■ Data for review ■
★ ★ ★ ★

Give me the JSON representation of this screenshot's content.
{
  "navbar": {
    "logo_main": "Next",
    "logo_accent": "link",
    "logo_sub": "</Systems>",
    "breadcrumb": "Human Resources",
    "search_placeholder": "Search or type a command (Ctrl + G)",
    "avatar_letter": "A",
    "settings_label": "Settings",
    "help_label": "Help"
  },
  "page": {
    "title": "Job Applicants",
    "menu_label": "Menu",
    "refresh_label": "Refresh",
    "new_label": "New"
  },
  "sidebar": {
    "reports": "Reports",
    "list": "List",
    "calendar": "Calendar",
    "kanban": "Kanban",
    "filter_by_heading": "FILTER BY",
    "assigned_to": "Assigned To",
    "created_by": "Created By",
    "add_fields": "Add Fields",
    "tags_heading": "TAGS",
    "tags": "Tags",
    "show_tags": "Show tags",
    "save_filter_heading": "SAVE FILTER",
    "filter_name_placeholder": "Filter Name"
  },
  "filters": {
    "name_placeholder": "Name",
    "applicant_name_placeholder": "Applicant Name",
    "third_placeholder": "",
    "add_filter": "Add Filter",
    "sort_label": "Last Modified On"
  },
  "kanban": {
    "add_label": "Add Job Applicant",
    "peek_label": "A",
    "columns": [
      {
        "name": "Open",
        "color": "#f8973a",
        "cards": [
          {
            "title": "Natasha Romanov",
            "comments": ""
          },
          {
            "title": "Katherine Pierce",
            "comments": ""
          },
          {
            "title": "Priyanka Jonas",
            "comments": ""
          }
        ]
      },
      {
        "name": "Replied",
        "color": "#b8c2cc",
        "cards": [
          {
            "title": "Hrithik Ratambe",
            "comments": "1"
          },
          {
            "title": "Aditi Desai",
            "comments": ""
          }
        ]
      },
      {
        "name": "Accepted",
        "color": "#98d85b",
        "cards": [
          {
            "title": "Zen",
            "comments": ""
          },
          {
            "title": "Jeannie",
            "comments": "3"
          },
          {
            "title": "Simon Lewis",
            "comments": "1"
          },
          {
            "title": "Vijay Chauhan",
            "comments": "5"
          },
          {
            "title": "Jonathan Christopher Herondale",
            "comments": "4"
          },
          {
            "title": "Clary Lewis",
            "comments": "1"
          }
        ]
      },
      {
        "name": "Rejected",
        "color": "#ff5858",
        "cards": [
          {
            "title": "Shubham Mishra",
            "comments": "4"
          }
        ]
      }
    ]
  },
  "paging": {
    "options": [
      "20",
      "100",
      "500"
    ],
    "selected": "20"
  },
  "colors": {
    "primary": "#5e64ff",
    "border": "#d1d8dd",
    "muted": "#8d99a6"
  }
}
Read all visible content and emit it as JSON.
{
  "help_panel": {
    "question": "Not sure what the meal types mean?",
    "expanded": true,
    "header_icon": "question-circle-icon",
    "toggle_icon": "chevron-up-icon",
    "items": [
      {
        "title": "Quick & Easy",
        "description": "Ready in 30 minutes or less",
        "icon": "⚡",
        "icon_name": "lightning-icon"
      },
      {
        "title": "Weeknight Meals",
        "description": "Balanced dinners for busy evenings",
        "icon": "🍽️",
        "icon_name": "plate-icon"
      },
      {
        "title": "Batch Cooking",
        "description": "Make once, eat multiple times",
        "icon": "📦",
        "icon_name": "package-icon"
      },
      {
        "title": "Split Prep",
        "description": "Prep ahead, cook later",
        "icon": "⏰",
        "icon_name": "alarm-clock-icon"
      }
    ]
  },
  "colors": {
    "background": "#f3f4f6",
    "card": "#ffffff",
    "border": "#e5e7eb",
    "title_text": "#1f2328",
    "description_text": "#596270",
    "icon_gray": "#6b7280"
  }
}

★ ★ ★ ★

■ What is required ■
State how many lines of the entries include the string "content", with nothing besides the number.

■ Answer section ■
2